The game plays fast and hard, with plenty of over-the-top action going on at any given time if you get a decent number of players. It's exactly the kind of thing you want in a game like this.
Gameplay modes in UT reach beyond the usual deathmatch and CTF, adding in Domination (teams fight over crucial control points) and Assault (one team assaults a series of objectives while the other defends). While Domination is fun, the latter is the truly innovative addition. A good game of Assault with a group of people playing reasonably like a team can be a great experience. Of course, it can be hard to find people who play anything like a team online. But that's not the game's fault.
Then we have mutators. Playing with the various available mutators can give the game a whole new life. From low-grav mode to fat-boy (where-in a player gets more and more obese the more he kills), there's a lot of variety to be had. For a crazy time, try fat-boy instagib.
AI bots are challenging opponents to practice against before you play online. They sometimes play almost like human (sometimes better on higher levels). As with any AI, they have their moments of stupidity. But it's better than most.
No wonder it's so addictive.
The BadWell, my only gripe is this: There is really no great first-person experience here.
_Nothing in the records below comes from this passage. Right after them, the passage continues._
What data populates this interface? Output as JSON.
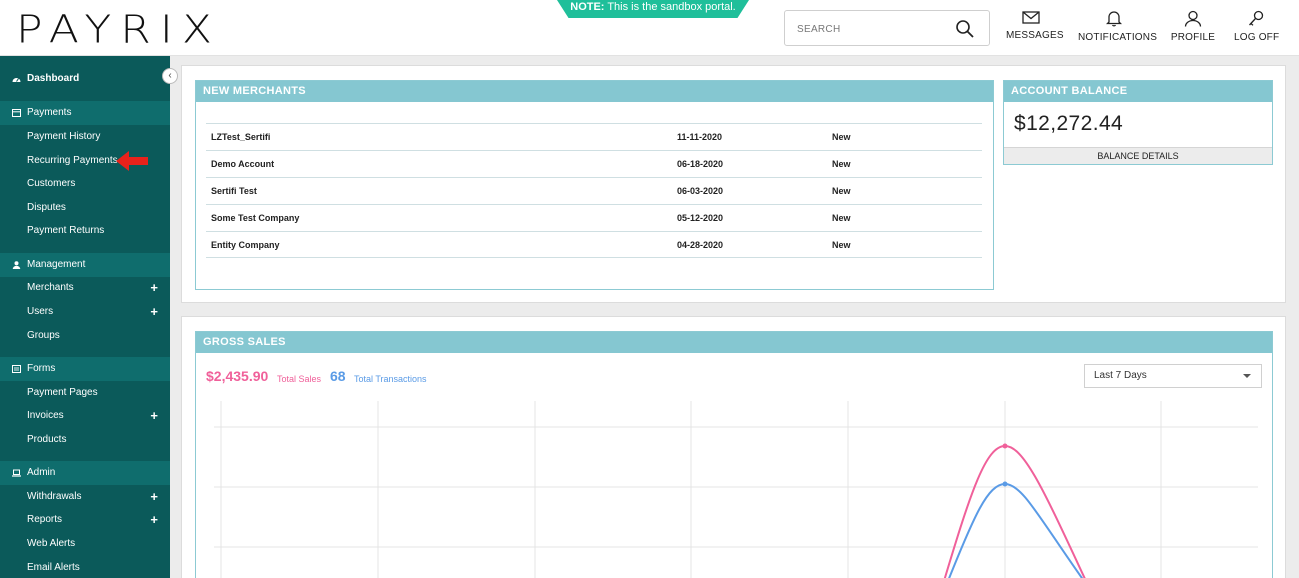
{
  "header": {
    "logo": "PAYRIX",
    "note_bold": "NOTE:",
    "note_text": " This is the sandbox portal.",
    "search_placeholder": "SEARCH",
    "messages": "MESSAGES",
    "notifications": "NOTIFICATIONS",
    "profile": "PROFILE",
    "logoff": "LOG OFF"
  },
  "sidebar": {
    "dashboard": "Dashboard",
    "payments": {
      "label": "Payments",
      "items": [
        "Payment History",
        "Recurring Payments",
        "Customers",
        "Disputes",
        "Payment Returns"
      ]
    },
    "management": {
      "label": "Management",
      "items": [
        "Merchants",
        "Users",
        "Groups"
      ]
    },
    "forms": {
      "label": "Forms",
      "items": [
        "Payment Pages",
        "Invoices",
        "Products"
      ]
    },
    "admin": {
      "label": "Admin",
      "items": [
        "Withdrawals",
        "Reports",
        "Web Alerts",
        "Email Alerts"
      ]
    }
  },
  "new_merchants": {
    "title": "NEW MERCHANTS",
    "rows": [
      {
        "name": "LZTest_Sertifi",
        "date": "11-11-2020",
        "status": "New"
      },
      {
        "name": "Demo Account",
        "date": "06-18-2020",
        "status": "New"
      },
      {
        "name": "Sertifi Test",
        "date": "06-03-2020",
        "status": "New"
      },
      {
        "name": "Some Test Company",
        "date": "05-12-2020",
        "status": "New"
      },
      {
        "name": "Entity Company",
        "date": "04-28-2020",
        "status": "New"
      }
    ]
  },
  "account_balance": {
    "title": "ACCOUNT BALANCE",
    "amount": "$12,272.44",
    "details_button": "BALANCE DETAILS"
  },
  "gross_sales": {
    "title": "GROSS SALES",
    "total_sales": "$2,435.90",
    "total_sales_label": "Total  Sales",
    "total_transactions": "68",
    "total_transactions_label": "Total  Transactions",
    "range_selected": "Last 7 Days"
  },
  "colors": {
    "sidebar_bg": "#0b5a5a",
    "sidebar_section": "#0f6d6d",
    "card_header": "#85c7d1",
    "sales_pink": "#f0609a",
    "transactions_blue": "#5a9be6",
    "note_green": "#1fbf9a"
  }
}
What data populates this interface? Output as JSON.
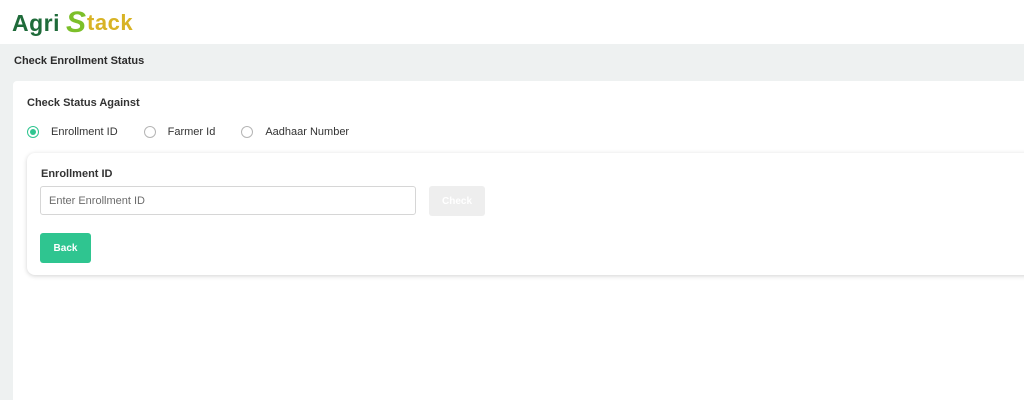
{
  "header": {
    "logo_part1": "Agri",
    "logo_part2_s": "S",
    "logo_part2_rest": "tack"
  },
  "page": {
    "title": "Check Enrollment Status"
  },
  "form": {
    "check_against_label": "Check Status Against",
    "options": [
      {
        "label": "Enrollment ID",
        "selected": true
      },
      {
        "label": "Farmer Id",
        "selected": false
      },
      {
        "label": "Aadhaar Number",
        "selected": false
      }
    ],
    "field_label": "Enrollment ID",
    "field_placeholder": "Enter Enrollment ID",
    "field_value": "",
    "check_label": "Check",
    "back_label": "Back"
  },
  "colors": {
    "accent": "#2fc590",
    "logo_green_dark": "#1f6b3a",
    "logo_green_light": "#7cbf2a",
    "logo_yellow": "#d8b325",
    "page_band": "#eef1f1",
    "check_disabled": "#eeeeee"
  },
  "icons": {
    "radio_selected": "radio-selected-icon",
    "radio_unselected": "radio-unselected-icon"
  }
}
There is no quest, no character progression (in the true sense), no cool scripted events, and there is only a base excuse for plot-line.